Stellar Parallax: The Distance to Stars

We know that distant stars and galaxies are incredibly far away, and scientists have attempted to measure that distance using various methods. One of the most popular is the method known as Stellar Parallax, the use of trigonometry to determine distance.

Stellar Parallax is the apparent shift of a close star in relation to distant stars that’s caused by a change in the position of the observer. The stars are not actually moving, they just seem like they are because the person looking at them has moved to a different location. In other words, he is looking at them from a different angle.

By measuring that angle, scientist can calculate the distance. But there is quite a large obstacle. Most stars are so far away that the angle is so narrow it is impossible to accurately measure.

In an attempt to obtain a wider angle, astronomers take measurements on both extremes of Earth’s orbit around the sun – which allows for a triangular base of about one hundred and eighty six million miles. Now, one hundred and eighty six million miles sounds like quite a base, but not when we consider the distance to the most distant stars. A star only hundreds of light years away would result in an angle similar to that observed by two surveyors in New York standing a few feet apart and focusing on a dot in Los Angeles. Quite a narrow angle.

The bottom line is that there is no way to use this method to accurately measure the distance of far away stars and galaxies. All we have to go on is the educated guesses of scientists.

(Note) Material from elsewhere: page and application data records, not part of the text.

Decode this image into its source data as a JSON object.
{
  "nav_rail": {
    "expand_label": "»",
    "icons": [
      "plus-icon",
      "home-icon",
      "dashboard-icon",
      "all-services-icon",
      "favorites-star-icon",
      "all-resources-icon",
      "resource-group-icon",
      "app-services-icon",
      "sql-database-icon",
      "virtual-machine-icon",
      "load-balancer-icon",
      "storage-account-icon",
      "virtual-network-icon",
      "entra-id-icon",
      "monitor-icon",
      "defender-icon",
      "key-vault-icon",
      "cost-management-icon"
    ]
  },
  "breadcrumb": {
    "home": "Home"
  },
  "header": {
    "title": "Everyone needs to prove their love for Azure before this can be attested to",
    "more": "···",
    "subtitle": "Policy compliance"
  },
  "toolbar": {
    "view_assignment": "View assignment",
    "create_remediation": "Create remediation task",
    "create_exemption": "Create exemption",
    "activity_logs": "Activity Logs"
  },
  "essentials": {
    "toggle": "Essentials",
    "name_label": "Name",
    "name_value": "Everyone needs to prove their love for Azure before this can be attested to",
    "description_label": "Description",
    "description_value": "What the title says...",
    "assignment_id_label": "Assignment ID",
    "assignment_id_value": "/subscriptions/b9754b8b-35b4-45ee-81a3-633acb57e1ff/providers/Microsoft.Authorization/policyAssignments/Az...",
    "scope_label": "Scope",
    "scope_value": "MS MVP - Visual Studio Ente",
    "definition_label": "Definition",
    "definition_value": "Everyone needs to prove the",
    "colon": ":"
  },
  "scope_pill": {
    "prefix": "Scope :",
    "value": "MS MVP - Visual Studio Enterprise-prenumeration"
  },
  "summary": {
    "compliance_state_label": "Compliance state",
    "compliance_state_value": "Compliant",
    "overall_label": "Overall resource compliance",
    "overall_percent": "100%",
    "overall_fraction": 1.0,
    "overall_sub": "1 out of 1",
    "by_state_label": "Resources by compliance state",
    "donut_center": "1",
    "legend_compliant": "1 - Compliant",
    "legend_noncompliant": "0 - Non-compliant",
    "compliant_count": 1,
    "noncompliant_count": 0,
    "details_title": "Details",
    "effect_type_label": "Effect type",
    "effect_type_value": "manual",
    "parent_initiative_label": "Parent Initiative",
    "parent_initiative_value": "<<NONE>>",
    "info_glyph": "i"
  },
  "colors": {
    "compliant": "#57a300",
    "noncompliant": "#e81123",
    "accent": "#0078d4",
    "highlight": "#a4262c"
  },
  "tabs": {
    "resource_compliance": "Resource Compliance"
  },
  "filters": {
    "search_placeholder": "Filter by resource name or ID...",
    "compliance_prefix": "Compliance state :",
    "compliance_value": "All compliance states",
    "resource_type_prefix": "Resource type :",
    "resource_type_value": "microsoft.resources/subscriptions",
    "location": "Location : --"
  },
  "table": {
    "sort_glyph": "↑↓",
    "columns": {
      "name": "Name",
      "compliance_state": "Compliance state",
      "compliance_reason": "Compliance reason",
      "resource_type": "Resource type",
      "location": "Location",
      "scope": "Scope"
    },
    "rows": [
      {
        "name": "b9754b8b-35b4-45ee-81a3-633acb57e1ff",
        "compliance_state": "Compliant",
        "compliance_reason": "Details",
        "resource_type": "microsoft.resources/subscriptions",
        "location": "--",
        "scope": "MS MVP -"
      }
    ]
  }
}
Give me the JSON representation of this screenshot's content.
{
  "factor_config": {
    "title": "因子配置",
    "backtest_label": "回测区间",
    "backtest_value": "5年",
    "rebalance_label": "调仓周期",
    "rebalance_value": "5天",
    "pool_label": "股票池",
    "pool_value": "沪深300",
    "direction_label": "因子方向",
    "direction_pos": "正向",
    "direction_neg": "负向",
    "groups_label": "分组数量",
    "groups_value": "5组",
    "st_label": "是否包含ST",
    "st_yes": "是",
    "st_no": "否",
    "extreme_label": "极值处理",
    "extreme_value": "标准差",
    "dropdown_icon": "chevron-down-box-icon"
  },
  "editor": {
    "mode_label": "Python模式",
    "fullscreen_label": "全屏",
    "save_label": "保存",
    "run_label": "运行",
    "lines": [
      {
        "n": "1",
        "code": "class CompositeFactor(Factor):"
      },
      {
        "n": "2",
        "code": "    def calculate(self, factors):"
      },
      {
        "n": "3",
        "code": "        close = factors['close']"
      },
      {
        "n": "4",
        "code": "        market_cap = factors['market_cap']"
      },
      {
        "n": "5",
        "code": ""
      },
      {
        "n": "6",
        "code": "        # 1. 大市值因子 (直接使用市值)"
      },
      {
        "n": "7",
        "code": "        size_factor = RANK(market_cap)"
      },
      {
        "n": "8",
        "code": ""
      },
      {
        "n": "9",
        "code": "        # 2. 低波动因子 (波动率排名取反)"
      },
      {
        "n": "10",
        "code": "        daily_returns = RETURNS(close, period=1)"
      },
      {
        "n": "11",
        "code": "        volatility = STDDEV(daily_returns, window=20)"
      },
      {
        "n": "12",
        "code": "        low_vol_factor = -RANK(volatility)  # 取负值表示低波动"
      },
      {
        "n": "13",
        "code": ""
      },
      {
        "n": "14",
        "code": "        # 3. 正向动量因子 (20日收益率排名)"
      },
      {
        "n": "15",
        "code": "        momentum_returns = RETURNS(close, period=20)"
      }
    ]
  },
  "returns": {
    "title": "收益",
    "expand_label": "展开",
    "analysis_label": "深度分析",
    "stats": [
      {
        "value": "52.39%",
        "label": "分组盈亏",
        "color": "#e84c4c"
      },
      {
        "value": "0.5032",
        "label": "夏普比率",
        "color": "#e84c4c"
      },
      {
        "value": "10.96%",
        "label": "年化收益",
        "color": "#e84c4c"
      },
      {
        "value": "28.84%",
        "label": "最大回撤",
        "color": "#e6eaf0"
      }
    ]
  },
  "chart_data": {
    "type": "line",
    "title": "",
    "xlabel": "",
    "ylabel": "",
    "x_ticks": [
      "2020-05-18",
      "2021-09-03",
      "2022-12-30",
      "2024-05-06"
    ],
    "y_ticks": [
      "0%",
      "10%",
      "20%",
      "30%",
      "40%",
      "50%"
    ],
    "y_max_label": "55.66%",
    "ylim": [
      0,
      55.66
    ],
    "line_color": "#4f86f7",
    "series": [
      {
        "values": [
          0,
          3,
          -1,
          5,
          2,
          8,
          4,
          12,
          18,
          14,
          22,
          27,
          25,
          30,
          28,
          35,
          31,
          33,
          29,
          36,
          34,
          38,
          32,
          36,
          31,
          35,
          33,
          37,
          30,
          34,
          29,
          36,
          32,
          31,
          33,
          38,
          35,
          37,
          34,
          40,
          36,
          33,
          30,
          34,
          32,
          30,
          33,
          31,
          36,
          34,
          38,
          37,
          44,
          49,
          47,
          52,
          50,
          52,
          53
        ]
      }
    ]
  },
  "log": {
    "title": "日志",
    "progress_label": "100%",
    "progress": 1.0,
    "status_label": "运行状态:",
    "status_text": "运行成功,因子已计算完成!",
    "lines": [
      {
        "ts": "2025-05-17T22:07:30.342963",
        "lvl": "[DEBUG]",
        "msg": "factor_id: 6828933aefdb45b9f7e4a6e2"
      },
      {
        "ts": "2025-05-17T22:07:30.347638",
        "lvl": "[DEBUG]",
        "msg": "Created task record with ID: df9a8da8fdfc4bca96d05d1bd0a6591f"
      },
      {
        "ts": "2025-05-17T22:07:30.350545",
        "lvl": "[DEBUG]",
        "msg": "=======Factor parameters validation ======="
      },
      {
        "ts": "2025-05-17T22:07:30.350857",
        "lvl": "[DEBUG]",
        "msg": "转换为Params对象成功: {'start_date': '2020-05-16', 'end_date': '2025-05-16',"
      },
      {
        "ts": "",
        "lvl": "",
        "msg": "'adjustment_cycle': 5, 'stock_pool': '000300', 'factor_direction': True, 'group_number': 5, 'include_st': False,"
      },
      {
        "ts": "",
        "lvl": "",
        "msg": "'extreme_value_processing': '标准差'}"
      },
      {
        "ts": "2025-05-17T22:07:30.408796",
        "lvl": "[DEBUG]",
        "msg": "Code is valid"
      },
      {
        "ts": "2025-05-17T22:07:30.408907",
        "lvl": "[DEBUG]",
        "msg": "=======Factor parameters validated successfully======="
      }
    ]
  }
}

Isaiah tells us that the Lord made the earth, and created man upon it; that His hands stretched out the heavens.

I’m David Rives –
Truly – The Heavens Declare the Glory of God.